Dr Dave Johnson, University of Aberdeen

Wednesday 22 June 2011, 1600-1700
LEC Training Rooms 1 And 2

Biodiversity and Global Change Theme Seminar

Plants interact both directly and indirectly with a plethora of soil microorganisms, and in many cases the intimacy, ubiquity and function of these interactions is central in regulating key ecosystem services. In particular, the formation of root-fungal symbioses (mycorrhizas) has the potential to profoundly affect the turnover of carbon and mineral nutrients, and to influence the nutrition and diversity of plants in semi-natural systems.

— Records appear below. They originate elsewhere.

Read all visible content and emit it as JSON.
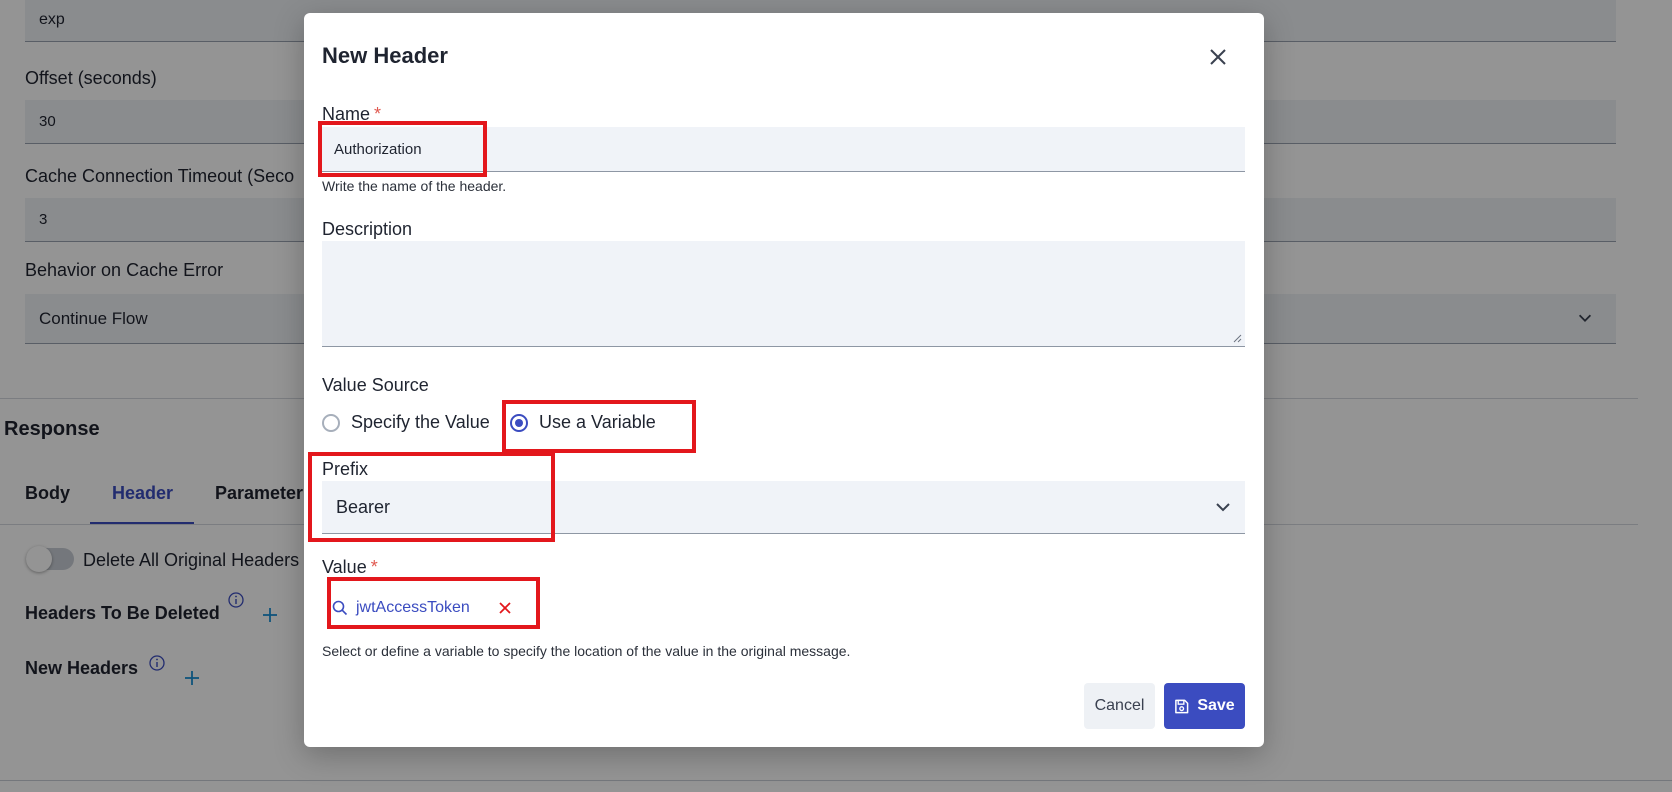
{
  "background": {
    "field_top_value": "exp",
    "offset_label": "Offset (seconds)",
    "offset_value": "30",
    "cache_timeout_label": "Cache Connection Timeout (Seco",
    "cache_timeout_value": "3",
    "cache_error_label": "Behavior on Cache Error",
    "cache_error_value": "Continue Flow",
    "section_title": "Response",
    "tabs": [
      {
        "label": "Body"
      },
      {
        "label": "Header"
      },
      {
        "label": "Parameter"
      }
    ],
    "toggle_label": "Delete All Original Headers",
    "headers_deleted_label": "Headers To Be Deleted",
    "new_headers_label": "New Headers"
  },
  "modal": {
    "title": "New Header",
    "name_label": "Name",
    "required_mark": "*",
    "name_value": "Authorization",
    "name_help": "Write the name of the header.",
    "description_label": "Description",
    "description_value": "",
    "value_source_label": "Value Source",
    "radio_specify": "Specify the Value",
    "radio_variable": "Use a Variable",
    "prefix_label": "Prefix",
    "prefix_value": "Bearer",
    "value_label": "Value",
    "value_variable": "jwtAccessToken",
    "value_help": "Select or define a variable to specify the location of the value in the original message.",
    "cancel_label": "Cancel",
    "save_label": "Save"
  },
  "colors": {
    "accent": "#3b4cc0",
    "required": "#e0584f",
    "highlight": "#e3171c",
    "clear_icon": "#e3171c"
  }
}
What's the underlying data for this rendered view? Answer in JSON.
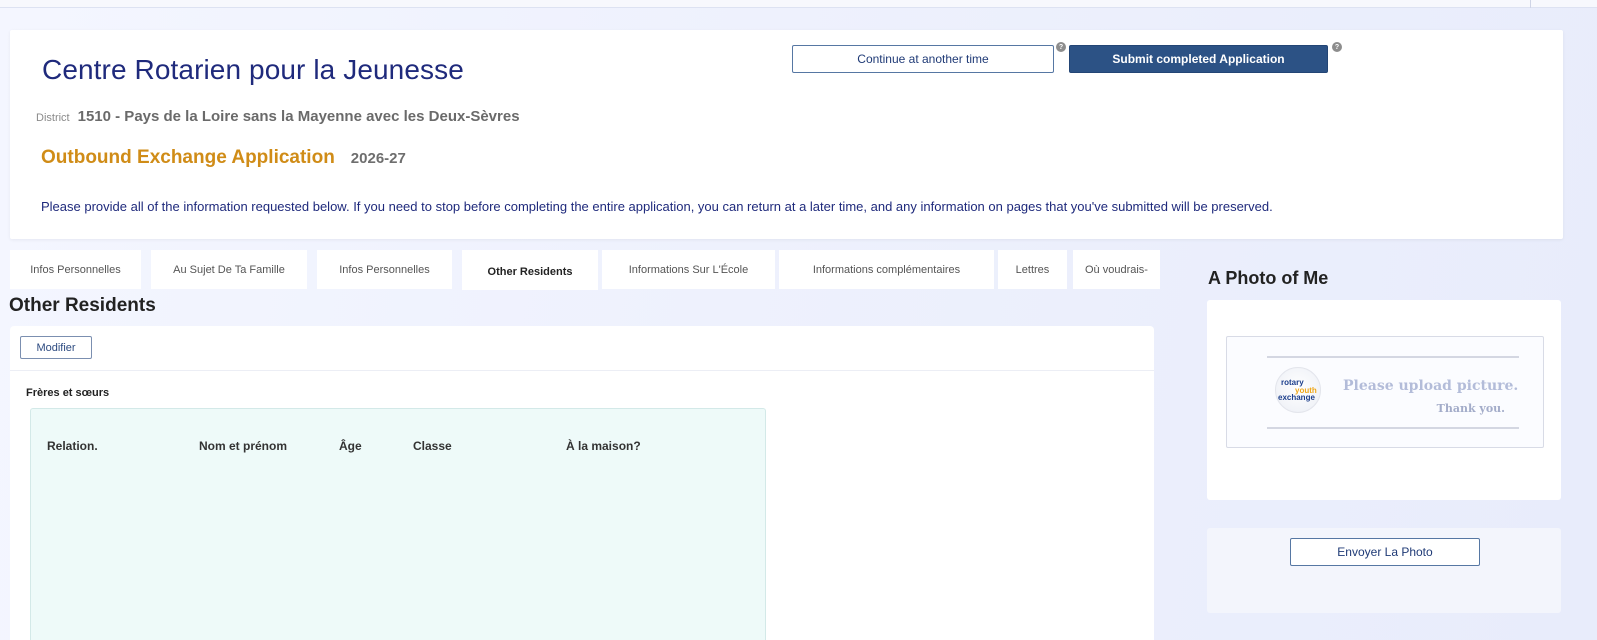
{
  "header": {
    "org_title": "Centre Rotarien pour la Jeunesse",
    "district_label": "District",
    "district_value": "1510 - Pays de la Loire sans la Mayenne avec les Deux-Sèvres",
    "app_title": "Outbound Exchange Application",
    "app_year": "2026-27",
    "info_text": "Please provide all of the information requested below. If you need to stop before completing the entire application, you can return at a later time, and any information on pages that you've submitted will be preserved.",
    "continue_label": "Continue at another time",
    "submit_label": "Submit completed Application",
    "help_glyph": "?"
  },
  "tabs": [
    {
      "label": "Infos Personnelles",
      "active": false
    },
    {
      "label": "Au Sujet De Ta Famille",
      "active": false
    },
    {
      "label": "Infos Personnelles",
      "active": false
    },
    {
      "label": "Other Residents",
      "active": true
    },
    {
      "label": "Informations Sur L'École",
      "active": false
    },
    {
      "label": "Informations complémentaires",
      "active": false
    },
    {
      "label": "Lettres",
      "active": false
    },
    {
      "label": "Où voudrais-",
      "active": false
    }
  ],
  "main": {
    "section_title": "Other Residents",
    "modifier_label": "Modifier",
    "siblings_label": "Frères et sœurs",
    "columns": [
      "Relation.",
      "Nom et prénom",
      "Âge",
      "Classe",
      "À la maison?"
    ]
  },
  "photo": {
    "title": "A Photo of Me",
    "placeholder_line1": "Please upload picture.",
    "placeholder_line2": "Thank you.",
    "logo_words": [
      "rotary",
      "youth",
      "exchange"
    ],
    "upload_label": "Envoyer La Photo"
  },
  "colors": {
    "brand_navy": "#1f2a7c",
    "accent_gold": "#d08c17",
    "submit_blue": "#2c5285",
    "table_bg": "#eefaf9"
  }
}
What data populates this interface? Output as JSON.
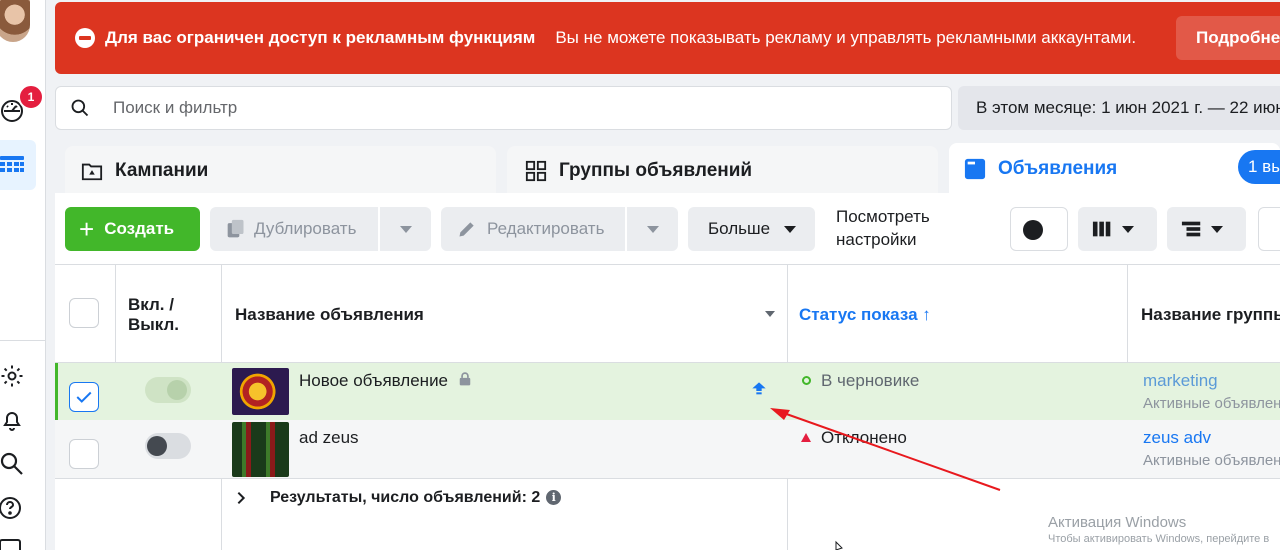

It is therefore crucial to understand, firstly, the importance of plant-microbial interactions for regulating biogeochemical cycling in key ecosystems, including montane heaths, peatlands, grasslands, and forests, and secondly, the extent to which these interactions are affected by perturbations, including changes in climate, land management and nutrient deposition. Here I will discuss recent experiments that have used field and laboratory manipulations and stable isotope tracers to address these issues and go to show that plant-soil interactions are central in regulating ecosystem functioning.